And now I am going to explain the theory behind this success outside our borders and in just a few days. Although Spanish cinema has Pedro Almodóvar as a global reference (as much as we have other outstanding filmmakers, he is undoubtedly the first name that the world remembers when we talk about modern Spanish cinema); when it comes to series something curious and different happens.

Because while we have seen many stories since Netflix began to produce in Spain -assky red, Feria, Valeria, Elite,White lines,Jaguar and a long etcetera- only a handful managed to cross the language barrier. And with the exception of Valeria and a success that, in my opinion, draws more from the casual functioning of female romantic comedies worldwide (and not so much due to its original merit) or Elite and the always infallible phenomenon of adolescent characters, the world has a new conception when you think of Spanish series and, exclusively, when it comes to the thriller .

Just as Japanese horror had its own phenomenon with J-Horror at the beginning of the 2000s, or the Nordic series imposed their noir style on the criminal stories of the last decade or The Squid Game has opened the ban on mass consumption of series South Korean, The paper house has awakened a phenomenon that goes beyond the series itself. And it is to have strengthened the confidence of the international spectator in giving an opportunity, and without hesitation, to the Spanish thriller bets .

Throughout three seasons, the Álex Pina series ended up becoming one of the most consumed contents of the entire catalog of Netflixworldwide, developing a level of fidelity that was molding the blind faith towards the Spanish thriller. Because if Netflix knew how to do something as a result of the phenomenon, it was to exploit the discovery and give free rein to the production of the genre. And although on several occasions they blew it by far ( White Lines, Sky Rojo, Jaguar ), on many others they managed to keep the bar, strengthening that confidence more and more.

We saw it when The Hole became a worldwide phenomenon at the beginning of the pandemic. Or whenBelow zero He gave the note on social networks with many international users commenting on the thriller starring Javier Gutiérrez, or The Innocent, who did the same with Mario Casas. Even more recently when lies found its niche despite being a remake of a popular British series and having previously been broadcast on Antena 3 or, without going any further, entrevías, the Telecinco series starring José Coronado that we also saw amassing followers in English-speaking countries. Moreover, I am convinced that Pálpito, the Latin American production with a slight thriller tone but with a telenovela air, touched off this phenomenon. Because although in Spanish-speaking countries it could have benefited from the “boom” of soap operas, in other territories it would have won the easy “click” for being shown as a thriller in Spanish.
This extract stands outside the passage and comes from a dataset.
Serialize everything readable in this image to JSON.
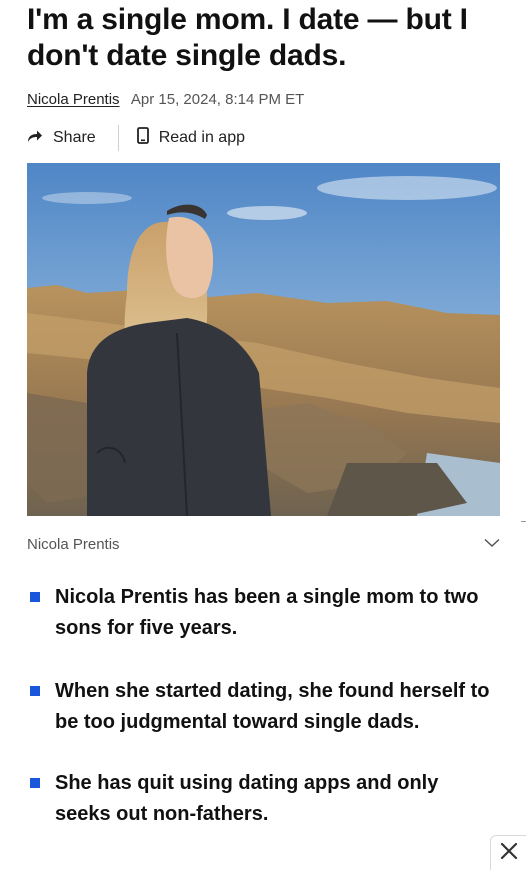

Who would have thought a few years ago that Spanish series would have such a prominent role in the thriller universe? When the national series only traveled through open television, and for the most part squeezing comedy to the fullest and without deep stories. But consumption has changed and the Spanish industry has been able to adapt until it found this infallible niche.

In short, La casa de papel will have laid the foundations of this trust for the Spanish thriller. However, hits such as El Hoyo, Bajocero, El Inocente or Entrevías continued to build this bridge between the foreign-speaking audience and the nationally produced genre, creating this new conception of associating the Spanish thriller with a recommendable bet that now benefits from straight way to The Longest Night . And while it only seems to happen in Netflix, the national industry has an important gap to analyze and make the most of.

Ashley Johnson
Ashley Johnson is the lead reporter for Globe Live Media on things related to Astrology, Lifestyle and Music. Being a fitness enthusiast, her background involves growing up in Beverly Hills, where She often interacts with famous Artists and also talks about their ways for a Healthy Lifestyle. She is in fact a profound Yoga student. You can be well assured about the authenticity and quality of Lifestyle, Health, and Music reports published by her.